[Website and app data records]
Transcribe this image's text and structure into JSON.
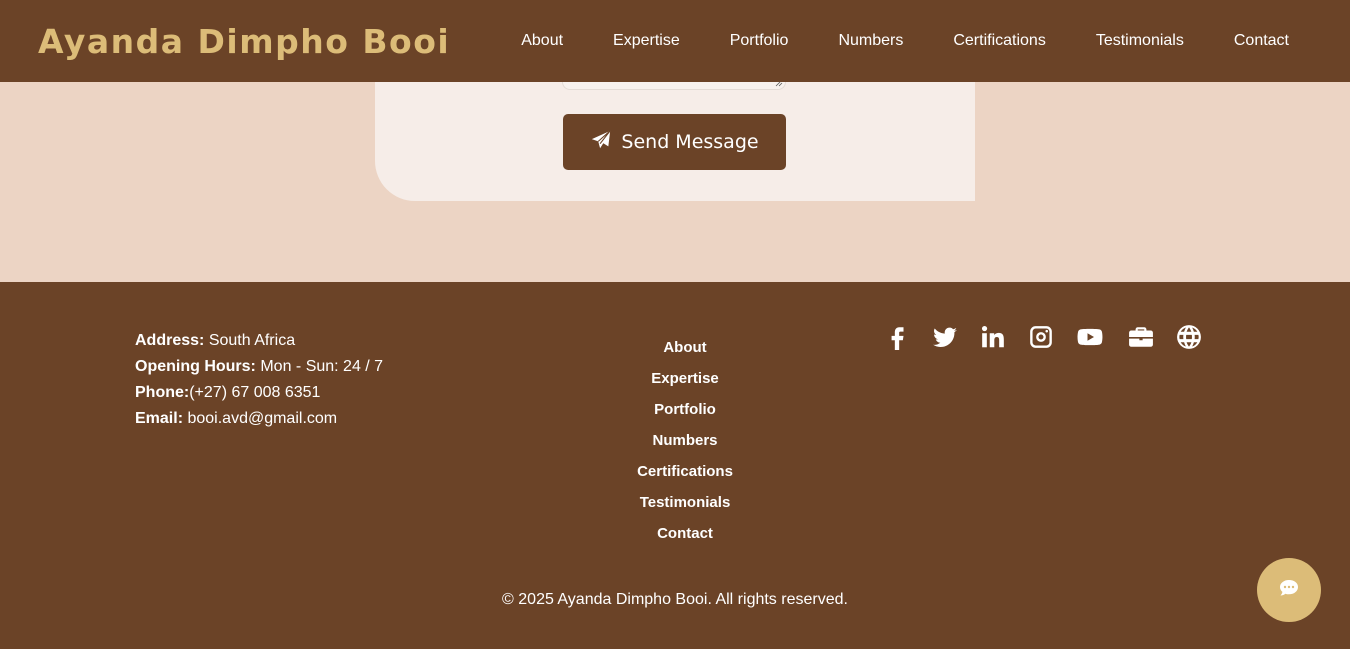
{
  "header": {
    "brand": "Ayanda Dimpho Booi",
    "nav": [
      "About",
      "Expertise",
      "Portfolio",
      "Numbers",
      "Certifications",
      "Testimonials",
      "Contact"
    ]
  },
  "contact_form": {
    "send_label": "Send Message",
    "send_icon": "paper-plane-icon"
  },
  "footer": {
    "info": {
      "address_label": "Address:",
      "address_value": "South Africa",
      "hours_label": "Opening Hours:",
      "hours_value": "Mon - Sun: 24 / 7",
      "phone_label": "Phone:",
      "phone_value": "(+27) 67 008 6351",
      "email_label": "Email:",
      "email_value": "booi.avd@gmail.com"
    },
    "links": [
      "About",
      "Expertise",
      "Portfolio",
      "Numbers",
      "Certifications",
      "Testimonials",
      "Contact"
    ],
    "social_icons": [
      "facebook-icon",
      "twitter-icon",
      "linkedin-icon",
      "instagram-icon",
      "youtube-icon",
      "briefcase-icon",
      "globe-icon"
    ],
    "copyright": "© 2025 Ayanda Dimpho Booi. All rights reserved."
  },
  "chat": {
    "icon": "chat-bubble-icon"
  },
  "colors": {
    "brown": "#6b4327",
    "gold": "#dcbc78",
    "page_bg": "#ecd4c4",
    "panel_bg": "#f6ede8"
  }
}
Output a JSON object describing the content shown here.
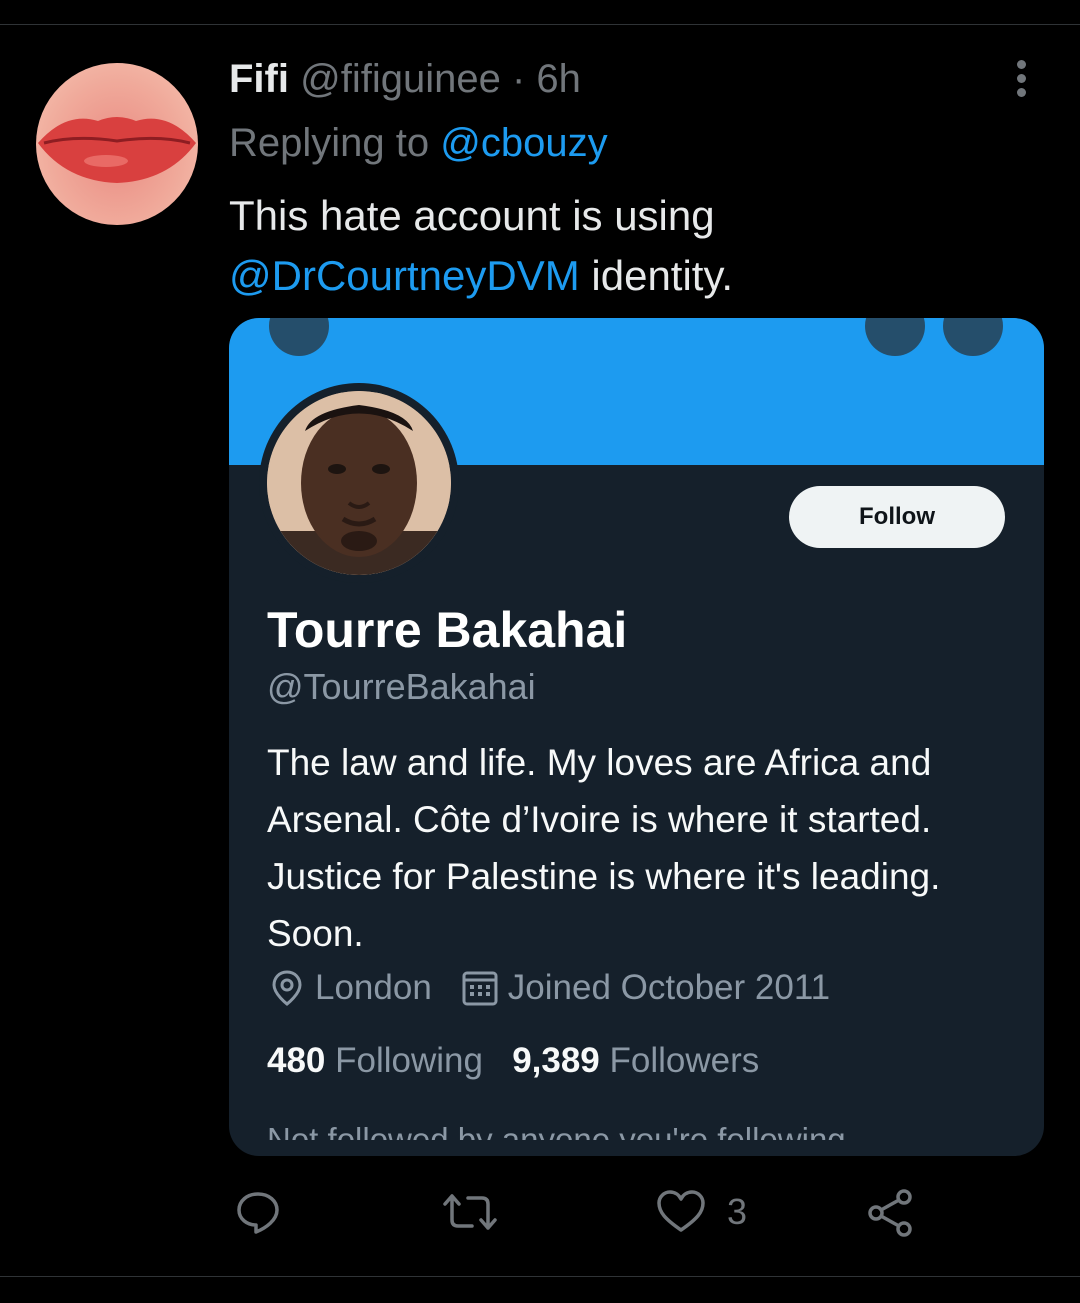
{
  "tweet": {
    "author_name": "Fifi",
    "author_handle": "@fifiguinee",
    "separator": "·",
    "time": "6h",
    "replying_prefix": "Replying to",
    "replying_to": "@cbouzy",
    "text_part1": "This hate account is using",
    "text_mention": "@DrCourtneyDVM",
    "text_part2": "identity."
  },
  "card": {
    "follow_label": "Follow",
    "name": "Tourre Bakahai",
    "handle": "@TourreBakahai",
    "bio": "The law and life. My loves are Africa and Arsenal. Côte d’Ivoire is where it started. Justice for Palestine is where it's leading. Soon.",
    "location": "London",
    "joined": "Joined October 2011",
    "following_count": "480",
    "following_label": "Following",
    "followers_count": "9,389",
    "followers_label": "Followers",
    "cut_text": "Not followed by anyone you're following"
  },
  "actions": {
    "like_count": "3"
  },
  "icons": [
    "more-icon",
    "reply-icon",
    "retweet-icon",
    "like-icon",
    "share-icon",
    "location-icon",
    "calendar-icon",
    "back-icon",
    "search-icon"
  ],
  "colors": {
    "background": "#000000",
    "accent": "#1d9bf0",
    "muted": "#71767b",
    "card_bg": "#15202b"
  }
}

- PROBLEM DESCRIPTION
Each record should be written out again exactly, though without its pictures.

- RESULT OF THE TASK
Transcribe this image's text and structure into JSON.
{
  "header": {
    "brand": "Ayanda Dimpho Booi",
    "nav": [
      "About",
      "Expertise",
      "Portfolio",
      "Numbers",
      "Certifications",
      "Testimonials",
      "Contact"
    ]
  },
  "contact_form": {
    "send_label": "Send Message",
    "send_icon": "paper-plane-icon"
  },
  "footer": {
    "info": {
      "address_label": "Address:",
      "address_value": "South Africa",
      "hours_label": "Opening Hours:",
      "hours_value": "Mon - Sun: 24 / 7",
      "phone_label": "Phone:",
      "phone_value": "(+27) 67 008 6351",
      "email_label": "Email:",
      "email_value": "booi.avd@gmail.com"
    },
    "links": [
      "About",
      "Expertise",
      "Portfolio",
      "Numbers",
      "Certifications",
      "Testimonials",
      "Contact"
    ],
    "social_icons": [
      "facebook-icon",
      "twitter-icon",
      "linkedin-icon",
      "instagram-icon",
      "youtube-icon",
      "briefcase-icon",
      "globe-icon"
    ],
    "copyright": "© 2025 Ayanda Dimpho Booi. All rights reserved."
  },
  "chat": {
    "icon": "chat-bubble-icon"
  },
  "colors": {
    "brown": "#6b4327",
    "gold": "#dcbc78",
    "page_bg": "#ecd4c4",
    "panel_bg": "#f6ede8"
  }
}
Output a JSON object describing the content shown here.
{
  "tweet": {
    "author_name": "Fifi",
    "author_handle": "@fifiguinee",
    "separator": "·",
    "time": "6h",
    "replying_prefix": "Replying to",
    "replying_to": "@cbouzy",
    "text_part1": "This hate account is using",
    "text_mention": "@DrCourtneyDVM",
    "text_part2": "identity."
  },
  "card": {
    "follow_label": "Follow",
    "name": "Tourre Bakahai",
    "handle": "@TourreBakahai",
    "bio": "The law and life. My loves are Africa and Arsenal. Côte d’Ivoire is where it started. Justice for Palestine is where it's leading. Soon.",
    "location": "London",
    "joined": "Joined October 2011",
    "following_count": "480",
    "following_label": "Following",
    "followers_count": "9,389",
    "followers_label": "Followers",
    "cut_text": "Not followed by anyone you're following"
  },
  "actions": {
    "like_count": "3"
  },
  "icons": [
    "more-icon",
    "reply-icon",
    "retweet-icon",
    "like-icon",
    "share-icon",
    "location-icon",
    "calendar-icon",
    "back-icon",
    "search-icon"
  ],
  "colors": {
    "background": "#000000",
    "accent": "#1d9bf0",
    "muted": "#71767b",
    "card_bg": "#15202b"
  }
}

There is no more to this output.